Voting, in other words, is a classic collective-action problem. Individuals have little incentive to vote. But if everyone voted, society as a whole would benefit from a government that more accurately reflects public preferences and goals.
Citizens face collective-action problems daily, in virtually every domain of public life. Though many people would naturally prefer not to pay taxes or serve on juries, communities fare better when citizens accept these duties, and societies have developed mechanisms to ensure that they do so.
Our courts don’t rely on volunteers knocking on people’s doors, encouraging them to show up for jury duty, and tax collectors at Revenue Canada don’t waste time trying to design messages or reforms to induce people to voluntarily send in their tax payment checks.
Instead, these collective-action problems are solved through various forms of compulsion: citizens who don’t appear for jury service or pay their taxes on time face fines or other penalties.
Why not compel people to vote as well? Make voting a universal civic duty. Just like paying taxes, voting should be an expectation of citizenship: people should be legally compelled to vote and fined if they don’t.
Inadequate participation is a problem for democracy because electoral and policy outcomes do not necessarily represent the will of the public. Society would benefit from universal voter turnout because electoral outcomes would be better, fairer, and more legitimate. But because individuals don’t have much incentive to vote, the only way to achieve near-universal participation is through some form of compulsion.
The fines would be small (around $20) and election officials COULD waive fines when extenuating circumstances make voting too burdensome. In other countries, such as Australia, modest legal incentives have notably increased participation, ensuring that more than 90 percent of eligible voters participate in all state and federal elections. Working-class citizens were underrepresented in Australian elections before compulsory voting, but when different states implemented the policy between 1914 and 1941, election results and public policies shifted in their favour.
There will be many objections to compulsory voting. Many will feel that they should have the right to not vote. To be clear, citizens should be compelled to cast a ballot, not that they should be compelled to vote for any candidate. If they would like to vote for “none of the above,” they should have that right. But compulsory voting doesn’t violate civil rights any more than compulsory tax paying, compulsory driving within the speed limit wearing a compulsory seatbelt, or compulsory jury service.
One objection is that if people choose not to vote, perhaps they don’t care, they’re uninformed, or they don’t deserve to have their interests represented. Certainly, many Canadians are uninformed or apathetic about politics, but once you induce people to vote, they become more informed. So compulsory voting would likely improve the extent to which eligible voters pay attention to politics and hold informed views.

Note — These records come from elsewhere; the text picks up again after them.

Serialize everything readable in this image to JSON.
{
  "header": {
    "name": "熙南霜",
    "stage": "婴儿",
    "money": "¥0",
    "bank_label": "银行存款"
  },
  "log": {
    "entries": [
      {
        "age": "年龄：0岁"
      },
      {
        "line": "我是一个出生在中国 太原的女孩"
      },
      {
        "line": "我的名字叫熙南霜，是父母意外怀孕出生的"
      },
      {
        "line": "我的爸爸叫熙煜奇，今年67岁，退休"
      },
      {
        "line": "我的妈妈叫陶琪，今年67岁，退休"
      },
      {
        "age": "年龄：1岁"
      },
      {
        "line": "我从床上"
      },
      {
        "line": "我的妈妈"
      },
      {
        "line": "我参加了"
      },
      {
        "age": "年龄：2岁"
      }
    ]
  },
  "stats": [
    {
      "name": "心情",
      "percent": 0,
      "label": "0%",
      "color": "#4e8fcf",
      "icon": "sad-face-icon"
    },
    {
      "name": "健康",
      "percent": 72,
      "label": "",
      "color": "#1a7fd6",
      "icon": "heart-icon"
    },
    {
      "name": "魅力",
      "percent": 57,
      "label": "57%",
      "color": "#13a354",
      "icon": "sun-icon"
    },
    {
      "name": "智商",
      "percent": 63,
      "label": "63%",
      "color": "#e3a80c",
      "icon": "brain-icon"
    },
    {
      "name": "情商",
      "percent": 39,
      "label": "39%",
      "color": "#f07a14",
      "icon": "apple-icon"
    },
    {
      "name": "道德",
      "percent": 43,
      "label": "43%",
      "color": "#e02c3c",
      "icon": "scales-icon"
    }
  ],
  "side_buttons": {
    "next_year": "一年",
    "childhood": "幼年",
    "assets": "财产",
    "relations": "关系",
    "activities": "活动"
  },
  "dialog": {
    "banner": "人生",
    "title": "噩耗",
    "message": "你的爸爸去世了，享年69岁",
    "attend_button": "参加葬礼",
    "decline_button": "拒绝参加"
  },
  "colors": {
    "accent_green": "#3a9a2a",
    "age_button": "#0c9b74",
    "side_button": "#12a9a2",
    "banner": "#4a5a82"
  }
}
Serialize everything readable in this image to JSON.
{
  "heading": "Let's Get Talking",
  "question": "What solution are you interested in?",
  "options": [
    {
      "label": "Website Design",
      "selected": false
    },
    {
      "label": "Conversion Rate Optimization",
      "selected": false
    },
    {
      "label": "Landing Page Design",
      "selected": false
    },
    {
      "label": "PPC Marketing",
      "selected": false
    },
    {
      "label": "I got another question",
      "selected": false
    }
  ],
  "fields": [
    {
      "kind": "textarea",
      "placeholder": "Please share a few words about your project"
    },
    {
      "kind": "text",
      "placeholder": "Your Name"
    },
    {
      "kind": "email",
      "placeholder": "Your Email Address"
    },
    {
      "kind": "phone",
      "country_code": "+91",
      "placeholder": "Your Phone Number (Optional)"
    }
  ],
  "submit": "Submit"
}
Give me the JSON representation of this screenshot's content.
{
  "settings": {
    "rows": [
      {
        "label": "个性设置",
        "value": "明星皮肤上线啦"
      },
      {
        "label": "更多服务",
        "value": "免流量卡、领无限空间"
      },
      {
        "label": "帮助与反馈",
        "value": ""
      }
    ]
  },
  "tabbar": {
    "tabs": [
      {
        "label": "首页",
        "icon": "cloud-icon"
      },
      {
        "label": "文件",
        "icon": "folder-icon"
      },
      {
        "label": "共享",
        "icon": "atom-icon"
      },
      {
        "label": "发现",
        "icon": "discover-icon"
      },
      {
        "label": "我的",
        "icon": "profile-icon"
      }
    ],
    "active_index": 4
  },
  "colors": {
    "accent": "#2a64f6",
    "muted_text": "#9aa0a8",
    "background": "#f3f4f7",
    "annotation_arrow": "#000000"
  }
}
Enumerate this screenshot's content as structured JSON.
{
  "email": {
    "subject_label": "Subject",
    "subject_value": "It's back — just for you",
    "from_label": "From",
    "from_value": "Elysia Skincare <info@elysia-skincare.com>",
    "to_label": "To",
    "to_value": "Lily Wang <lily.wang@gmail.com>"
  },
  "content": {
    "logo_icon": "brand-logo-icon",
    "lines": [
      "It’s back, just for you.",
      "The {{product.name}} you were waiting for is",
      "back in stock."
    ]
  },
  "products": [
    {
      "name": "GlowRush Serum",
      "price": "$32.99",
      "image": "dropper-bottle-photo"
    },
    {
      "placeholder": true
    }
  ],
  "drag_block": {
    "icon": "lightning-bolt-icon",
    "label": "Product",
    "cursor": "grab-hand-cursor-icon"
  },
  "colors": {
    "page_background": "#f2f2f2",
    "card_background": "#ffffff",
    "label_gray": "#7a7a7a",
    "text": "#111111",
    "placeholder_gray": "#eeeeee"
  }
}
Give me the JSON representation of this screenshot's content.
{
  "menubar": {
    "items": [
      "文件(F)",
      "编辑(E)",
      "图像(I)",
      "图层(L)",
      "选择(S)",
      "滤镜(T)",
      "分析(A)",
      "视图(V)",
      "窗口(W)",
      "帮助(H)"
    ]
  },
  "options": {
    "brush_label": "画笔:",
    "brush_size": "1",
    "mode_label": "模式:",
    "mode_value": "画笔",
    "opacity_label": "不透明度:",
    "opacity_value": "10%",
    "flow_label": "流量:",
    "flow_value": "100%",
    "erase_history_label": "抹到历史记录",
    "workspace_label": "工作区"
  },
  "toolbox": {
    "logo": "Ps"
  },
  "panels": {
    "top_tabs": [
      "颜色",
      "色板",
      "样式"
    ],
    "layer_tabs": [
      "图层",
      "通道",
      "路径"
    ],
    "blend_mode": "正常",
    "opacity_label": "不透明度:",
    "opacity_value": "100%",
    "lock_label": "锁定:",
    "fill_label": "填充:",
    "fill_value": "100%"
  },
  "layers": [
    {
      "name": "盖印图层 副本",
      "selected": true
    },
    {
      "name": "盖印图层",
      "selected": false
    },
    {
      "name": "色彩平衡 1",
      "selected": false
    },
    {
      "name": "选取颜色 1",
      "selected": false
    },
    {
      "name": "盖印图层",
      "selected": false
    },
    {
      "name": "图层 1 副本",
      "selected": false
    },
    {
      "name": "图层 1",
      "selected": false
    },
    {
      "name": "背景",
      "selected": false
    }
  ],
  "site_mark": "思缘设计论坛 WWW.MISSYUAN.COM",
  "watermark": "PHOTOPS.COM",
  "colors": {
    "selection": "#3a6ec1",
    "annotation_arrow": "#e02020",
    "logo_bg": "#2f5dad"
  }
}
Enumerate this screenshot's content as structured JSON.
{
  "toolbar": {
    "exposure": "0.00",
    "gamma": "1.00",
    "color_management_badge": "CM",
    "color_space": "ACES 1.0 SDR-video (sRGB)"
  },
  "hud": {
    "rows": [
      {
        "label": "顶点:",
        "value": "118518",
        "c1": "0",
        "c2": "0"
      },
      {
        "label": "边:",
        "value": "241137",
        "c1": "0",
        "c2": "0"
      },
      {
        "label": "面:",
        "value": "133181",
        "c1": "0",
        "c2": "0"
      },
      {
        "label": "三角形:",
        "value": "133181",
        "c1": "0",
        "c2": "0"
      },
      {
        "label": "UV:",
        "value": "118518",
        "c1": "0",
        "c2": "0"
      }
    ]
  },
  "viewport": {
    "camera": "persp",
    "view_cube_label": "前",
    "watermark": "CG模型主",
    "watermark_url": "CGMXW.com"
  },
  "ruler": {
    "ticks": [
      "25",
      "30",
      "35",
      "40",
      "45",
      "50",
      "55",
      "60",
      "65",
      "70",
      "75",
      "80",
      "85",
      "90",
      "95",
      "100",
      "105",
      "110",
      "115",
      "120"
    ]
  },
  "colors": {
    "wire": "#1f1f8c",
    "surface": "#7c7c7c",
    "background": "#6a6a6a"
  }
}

Compulsory voting may sound like a wacky idea to many Canadians. But there was a time when same-sex marriage, legalisation of marijuana and medical assistance in death were also wacky ideas. Canada should seriously discuss compulsory voting as a way to solve a collective-action problem and generate better, fairer, and more legitimate election results and public policies than the ones it now has.